Theatre Review - The Lehman Trilogy

STEFANO Massini’s gloriously ambitious The Lehman Trilogy, perceptively adapted by Ben Powers, is impeccably acted and beautifully staged by Sam Mendes.

It’s been pared down to a cast of three and a pianist. My only caveat is that the final act of its 3+ hours duration (with two intervals) feels rushed.

Bavarian Jews, Henry (Nigel Lindsay), Emanuel (Michael Balogun) and Mayer Lehman (Hadley Fraser) immigrated to the US in the 19th century. We follow their fortunes as shopkeepers in Alabama before they branch out into trading cotton. Henry died in 1855 while his brothers went on to endure the Civil War and invest in a New York office.

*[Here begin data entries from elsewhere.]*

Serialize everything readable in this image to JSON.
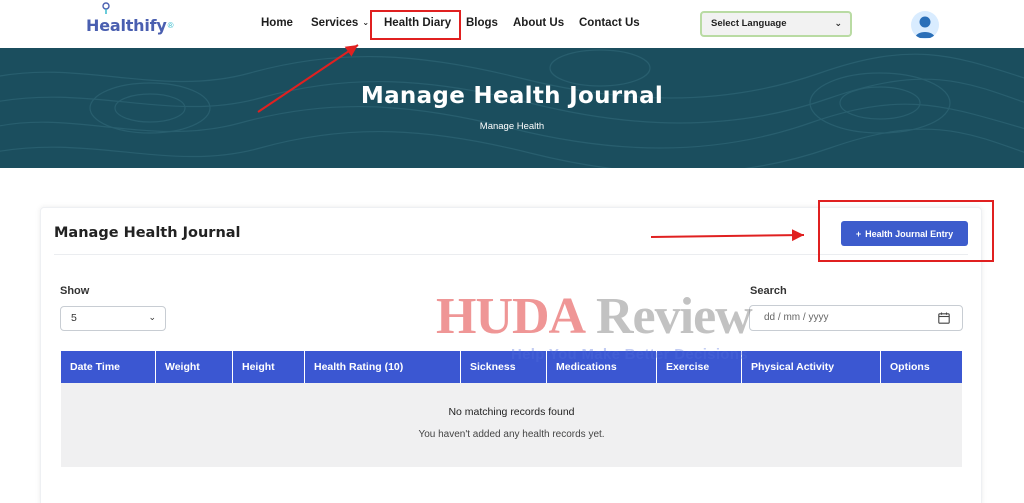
{
  "brand": {
    "name": "Healthify",
    "mark": "®"
  },
  "nav": {
    "items": [
      {
        "label": "Home"
      },
      {
        "label": "Services",
        "has_dropdown": true
      },
      {
        "label": "Health Diary",
        "highlighted": true
      },
      {
        "label": "Blogs"
      },
      {
        "label": "About Us"
      },
      {
        "label": "Contact Us"
      }
    ],
    "language_select": "Select Language"
  },
  "hero": {
    "title": "Manage Health Journal",
    "subtitle": "Manage Health"
  },
  "card": {
    "title": "Manage Health Journal",
    "add_button": "Health Journal Entry",
    "show_label": "Show",
    "show_value": "5",
    "search_label": "Search",
    "search_placeholder": "dd / mm / yyyy"
  },
  "table": {
    "columns": [
      "Date Time",
      "Weight",
      "Height",
      "Health Rating (10)",
      "Sickness",
      "Medications",
      "Exercise",
      "Physical Activity",
      "Options"
    ],
    "empty_title": "No matching records found",
    "empty_message": "You haven't added any health records yet."
  },
  "watermark": {
    "brand_a": "HUDA",
    "brand_b": "Review",
    "tagline": "Help You Make Better Decisions"
  },
  "colors": {
    "brand_blue": "#3d5ccc",
    "table_header": "#3b57d2",
    "hero_bg": "#1b4e5e",
    "annotation_red": "#e02020"
  }
}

The dynasty includes sons and grandsons (the three actors play all the characters including wives and children). Their main talents were good judgment, an ability to change with the times and knowing when to cut their losses.

Emanuel moves the family business into banking, his son Philip helps them join the stock exchange, while in 1925 his grandson Bobbie diversifies and starts backing emerging industries such as airlines, motion pictures and cigarettes.

They survive the Wall Street crash and Second World War. In 1965 Bobbie sets up a trading division. They were to become the fourth largest investment bank in the US. At the time of their bankruptcy in 2008, there were no longer any Lehmans running the company.

Nick Powell’s magnificent score adds to the mood, and the live piano accompaniment, courtesy of Yshani Perinpanayagam, is a joy. Es Devlin’s revolving glass boardroom has its own history – inspired by Henry Lehman comparing America to a “magical musical box”.

Cardboard boxes litter the stage and are used as containers and building blocks until we are left with that final, powerful image of employees carrying their belongings out of the offices after the company collapsed.

Unmissable theatre.

Until May 20

Originally publihsed by Camden New Journal